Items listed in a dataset

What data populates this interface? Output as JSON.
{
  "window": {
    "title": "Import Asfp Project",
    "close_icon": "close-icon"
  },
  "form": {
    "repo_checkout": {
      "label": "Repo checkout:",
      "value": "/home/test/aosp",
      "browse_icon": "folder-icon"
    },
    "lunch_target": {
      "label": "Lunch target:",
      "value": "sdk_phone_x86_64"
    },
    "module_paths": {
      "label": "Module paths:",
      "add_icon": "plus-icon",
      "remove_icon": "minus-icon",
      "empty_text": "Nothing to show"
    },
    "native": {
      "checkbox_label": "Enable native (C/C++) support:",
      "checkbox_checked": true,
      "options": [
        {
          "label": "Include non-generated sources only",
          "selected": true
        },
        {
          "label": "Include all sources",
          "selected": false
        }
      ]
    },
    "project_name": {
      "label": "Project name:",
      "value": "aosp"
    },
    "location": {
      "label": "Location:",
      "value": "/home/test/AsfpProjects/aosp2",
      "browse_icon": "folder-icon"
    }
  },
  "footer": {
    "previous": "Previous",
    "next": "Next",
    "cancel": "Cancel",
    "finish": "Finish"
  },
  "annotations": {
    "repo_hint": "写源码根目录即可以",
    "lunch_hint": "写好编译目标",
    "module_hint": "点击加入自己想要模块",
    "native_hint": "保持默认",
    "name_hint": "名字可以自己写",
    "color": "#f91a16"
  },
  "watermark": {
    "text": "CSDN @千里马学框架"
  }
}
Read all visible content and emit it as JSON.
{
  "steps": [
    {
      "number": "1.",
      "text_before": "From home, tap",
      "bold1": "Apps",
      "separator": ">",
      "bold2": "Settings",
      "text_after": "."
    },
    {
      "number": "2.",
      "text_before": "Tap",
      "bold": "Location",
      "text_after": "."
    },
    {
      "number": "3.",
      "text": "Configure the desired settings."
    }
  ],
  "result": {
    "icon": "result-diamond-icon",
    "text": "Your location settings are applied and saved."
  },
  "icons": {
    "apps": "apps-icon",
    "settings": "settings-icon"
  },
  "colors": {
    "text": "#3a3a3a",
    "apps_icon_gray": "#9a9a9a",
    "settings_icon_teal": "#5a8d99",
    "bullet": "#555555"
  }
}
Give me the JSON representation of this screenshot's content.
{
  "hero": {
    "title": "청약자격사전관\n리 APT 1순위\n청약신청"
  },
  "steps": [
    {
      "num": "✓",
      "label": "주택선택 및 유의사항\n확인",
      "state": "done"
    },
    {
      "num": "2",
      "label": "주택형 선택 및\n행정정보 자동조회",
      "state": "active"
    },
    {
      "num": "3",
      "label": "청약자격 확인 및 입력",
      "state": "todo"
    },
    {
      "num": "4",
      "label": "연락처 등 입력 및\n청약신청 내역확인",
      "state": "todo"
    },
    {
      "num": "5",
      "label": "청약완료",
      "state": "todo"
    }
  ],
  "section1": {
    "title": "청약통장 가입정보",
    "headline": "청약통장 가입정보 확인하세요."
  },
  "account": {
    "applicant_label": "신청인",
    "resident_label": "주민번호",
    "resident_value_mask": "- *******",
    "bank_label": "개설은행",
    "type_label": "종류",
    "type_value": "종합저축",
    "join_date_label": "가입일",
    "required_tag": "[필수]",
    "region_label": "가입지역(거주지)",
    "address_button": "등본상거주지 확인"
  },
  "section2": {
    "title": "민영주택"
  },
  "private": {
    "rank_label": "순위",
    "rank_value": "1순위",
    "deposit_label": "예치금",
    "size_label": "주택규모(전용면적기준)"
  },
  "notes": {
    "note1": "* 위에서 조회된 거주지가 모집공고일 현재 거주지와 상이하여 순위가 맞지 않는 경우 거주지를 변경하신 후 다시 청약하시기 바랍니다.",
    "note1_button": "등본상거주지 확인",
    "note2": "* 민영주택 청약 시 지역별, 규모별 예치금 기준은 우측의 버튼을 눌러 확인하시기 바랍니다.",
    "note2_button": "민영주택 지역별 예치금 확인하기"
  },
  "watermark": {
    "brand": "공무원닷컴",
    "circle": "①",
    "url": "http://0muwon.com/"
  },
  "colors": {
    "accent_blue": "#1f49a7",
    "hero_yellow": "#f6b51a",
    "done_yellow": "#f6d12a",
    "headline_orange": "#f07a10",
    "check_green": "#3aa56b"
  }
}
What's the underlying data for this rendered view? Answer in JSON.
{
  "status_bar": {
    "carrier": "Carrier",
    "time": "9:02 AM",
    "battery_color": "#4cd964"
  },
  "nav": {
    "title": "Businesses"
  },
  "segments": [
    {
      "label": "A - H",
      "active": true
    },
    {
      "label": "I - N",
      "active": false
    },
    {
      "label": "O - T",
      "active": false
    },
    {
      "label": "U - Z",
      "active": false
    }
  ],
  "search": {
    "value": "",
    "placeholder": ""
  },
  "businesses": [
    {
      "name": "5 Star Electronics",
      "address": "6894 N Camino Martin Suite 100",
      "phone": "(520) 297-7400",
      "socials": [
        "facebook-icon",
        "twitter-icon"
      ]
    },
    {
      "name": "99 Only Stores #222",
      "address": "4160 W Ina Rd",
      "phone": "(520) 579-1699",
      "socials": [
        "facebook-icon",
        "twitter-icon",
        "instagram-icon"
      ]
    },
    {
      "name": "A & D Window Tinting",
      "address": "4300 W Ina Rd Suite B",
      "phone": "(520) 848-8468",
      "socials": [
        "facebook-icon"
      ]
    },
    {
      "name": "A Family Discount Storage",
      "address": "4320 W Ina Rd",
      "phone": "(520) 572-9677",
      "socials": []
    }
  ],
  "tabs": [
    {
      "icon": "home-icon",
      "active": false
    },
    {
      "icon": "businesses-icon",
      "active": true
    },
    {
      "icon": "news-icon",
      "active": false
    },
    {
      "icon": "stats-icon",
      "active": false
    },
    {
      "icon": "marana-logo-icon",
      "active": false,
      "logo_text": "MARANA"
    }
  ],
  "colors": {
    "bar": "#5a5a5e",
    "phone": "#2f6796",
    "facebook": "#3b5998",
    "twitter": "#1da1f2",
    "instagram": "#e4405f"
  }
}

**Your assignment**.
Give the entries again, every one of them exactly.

**Written solution**.
What data populates this interface? Output as JSON.
{
  "window": {
    "title": "Import Asfp Project",
    "close_icon": "close-icon"
  },
  "form": {
    "repo_checkout": {
      "label": "Repo checkout:",
      "value": "/home/test/aosp",
      "browse_icon": "folder-icon"
    },
    "lunch_target": {
      "label": "Lunch target:",
      "value": "sdk_phone_x86_64"
    },
    "module_paths": {
      "label": "Module paths:",
      "add_icon": "plus-icon",
      "remove_icon": "minus-icon",
      "empty_text": "Nothing to show"
    },
    "native": {
      "checkbox_label": "Enable native (C/C++) support:",
      "checkbox_checked": true,
      "options": [
        {
          "label": "Include non-generated sources only",
          "selected": true
        },
        {
          "label": "Include all sources",
          "selected": false
        }
      ]
    },
    "project_name": {
      "label": "Project name:",
      "value": "aosp"
    },
    "location": {
      "label": "Location:",
      "value": "/home/test/AsfpProjects/aosp2",
      "browse_icon": "folder-icon"
    }
  },
  "footer": {
    "previous": "Previous",
    "next": "Next",
    "cancel": "Cancel",
    "finish": "Finish"
  },
  "annotations": {
    "repo_hint": "写源码根目录即可以",
    "lunch_hint": "写好编译目标",
    "module_hint": "点击加入自己想要模块",
    "native_hint": "保持默认",
    "name_hint": "名字可以自己写",
    "color": "#f91a16"
  },
  "watermark": {
    "text": "CSDN @千里马学框架"
  }
}
Read all visible content and emit it as JSON.
{
  "steps": [
    {
      "number": "1.",
      "text_before": "From home, tap",
      "bold1": "Apps",
      "separator": ">",
      "bold2": "Settings",
      "text_after": "."
    },
    {
      "number": "2.",
      "text_before": "Tap",
      "bold": "Location",
      "text_after": "."
    },
    {
      "number": "3.",
      "text": "Configure the desired settings."
    }
  ],
  "result": {
    "icon": "result-diamond-icon",
    "text": "Your location settings are applied and saved."
  },
  "icons": {
    "apps": "apps-icon",
    "settings": "settings-icon"
  },
  "colors": {
    "text": "#3a3a3a",
    "apps_icon_gray": "#9a9a9a",
    "settings_icon_teal": "#5a8d99",
    "bullet": "#555555"
  }
}
Give me the JSON representation of this screenshot's content.
{
  "hero": {
    "title": "청약자격사전관\n리 APT 1순위\n청약신청"
  },
  "steps": [
    {
      "num": "✓",
      "label": "주택선택 및 유의사항\n확인",
      "state": "done"
    },
    {
      "num": "2",
      "label": "주택형 선택 및\n행정정보 자동조회",
      "state": "active"
    },
    {
      "num": "3",
      "label": "청약자격 확인 및 입력",
      "state": "todo"
    },
    {
      "num": "4",
      "label": "연락처 등 입력 및\n청약신청 내역확인",
      "state": "todo"
    },
    {
      "num": "5",
      "label": "청약완료",
      "state": "todo"
    }
  ],
  "section1": {
    "title": "청약통장 가입정보",
    "headline": "청약통장 가입정보 확인하세요."
  },
  "account": {
    "applicant_label": "신청인",
    "resident_label": "주민번호",
    "resident_value_mask": "- *******",
    "bank_label": "개설은행",
    "type_label": "종류",
    "type_value": "종합저축",
    "join_date_label": "가입일",
    "required_tag": "[필수]",
    "region_label": "가입지역(거주지)",
    "address_button": "등본상거주지 확인"
  },
  "section2": {
    "title": "민영주택"
  },
  "private": {
    "rank_label": "순위",
    "rank_value": "1순위",
    "deposit_label": "예치금",
    "size_label": "주택규모(전용면적기준)"
  },
  "notes": {
    "note1": "* 위에서 조회된 거주지가 모집공고일 현재 거주지와 상이하여 순위가 맞지 않는 경우 거주지를 변경하신 후 다시 청약하시기 바랍니다.",
    "note1_button": "등본상거주지 확인",
    "note2": "* 민영주택 청약 시 지역별, 규모별 예치금 기준은 우측의 버튼을 눌러 확인하시기 바랍니다.",
    "note2_button": "민영주택 지역별 예치금 확인하기"
  },
  "watermark": {
    "brand": "공무원닷컴",
    "circle": "①",
    "url": "http://0muwon.com/"
  },
  "colors": {
    "accent_blue": "#1f49a7",
    "hero_yellow": "#f6b51a",
    "done_yellow": "#f6d12a",
    "headline_orange": "#f07a10",
    "check_green": "#3aa56b"
  }
}
What's the underlying data for this rendered view? Answer in JSON.
{
  "status_bar": {
    "carrier": "Carrier",
    "time": "9:02 AM",
    "battery_color": "#4cd964"
  },
  "nav": {
    "title": "Businesses"
  },
  "segments": [
    {
      "label": "A - H",
      "active": true
    },
    {
      "label": "I - N",
      "active": false
    },
    {
      "label": "O - T",
      "active": false
    },
    {
      "label": "U - Z",
      "active": false
    }
  ],
  "search": {
    "value": "",
    "placeholder": ""
  },
  "businesses": [
    {
      "name": "5 Star Electronics",
      "address": "6894 N Camino Martin Suite 100",
      "phone": "(520) 297-7400",
      "socials": [
        "facebook-icon",
        "twitter-icon"
      ]
    },
    {
      "name": "99 Only Stores #222",
      "address": "4160 W Ina Rd",
      "phone": "(520) 579-1699",
      "socials": [
        "facebook-icon",
        "twitter-icon",
        "instagram-icon"
      ]
    },
    {
      "name": "A & D Window Tinting",
      "address": "4300 W Ina Rd Suite B",
      "phone": "(520) 848-8468",
      "socials": [
        "facebook-icon"
      ]
    },
    {
      "name": "A Family Discount Storage",
      "address": "4320 W Ina Rd",
      "phone": "(520) 572-9677",
      "socials": []
    }
  ],
  "tabs": [
    {
      "icon": "home-icon",
      "active": false
    },
    {
      "icon": "businesses-icon",
      "active": true
    },
    {
      "icon": "news-icon",
      "active": false
    },
    {
      "icon": "stats-icon",
      "active": false
    },
    {
      "icon": "marana-logo-icon",
      "active": false,
      "logo_text": "MARANA"
    }
  ],
  "colors": {
    "bar": "#5a5a5e",
    "phone": "#2f6796",
    "facebook": "#3b5998",
    "twitter": "#1da1f2",
    "instagram": "#e4405f"
  }
}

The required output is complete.